■ **Study material**
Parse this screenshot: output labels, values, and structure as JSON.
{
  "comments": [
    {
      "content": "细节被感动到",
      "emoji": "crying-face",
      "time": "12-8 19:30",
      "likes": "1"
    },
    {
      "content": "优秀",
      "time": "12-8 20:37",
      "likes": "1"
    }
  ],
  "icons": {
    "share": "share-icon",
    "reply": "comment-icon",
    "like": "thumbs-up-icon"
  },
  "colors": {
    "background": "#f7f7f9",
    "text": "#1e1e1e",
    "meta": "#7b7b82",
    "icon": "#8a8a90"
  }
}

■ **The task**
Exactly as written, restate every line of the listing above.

■ **Task answer**
Parse this screenshot: output labels, values, and structure as JSON.
{
  "comments": [
    {
      "content": "细节被感动到",
      "emoji": "crying-face",
      "time": "12-8 19:30",
      "likes": "1"
    },
    {
      "content": "优秀",
      "time": "12-8 20:37",
      "likes": "1"
    }
  ],
  "icons": {
    "share": "share-icon",
    "reply": "comment-icon",
    "like": "thumbs-up-icon"
  },
  "colors": {
    "background": "#f7f7f9",
    "text": "#1e1e1e",
    "meta": "#7b7b82",
    "icon": "#8a8a90"
  }
}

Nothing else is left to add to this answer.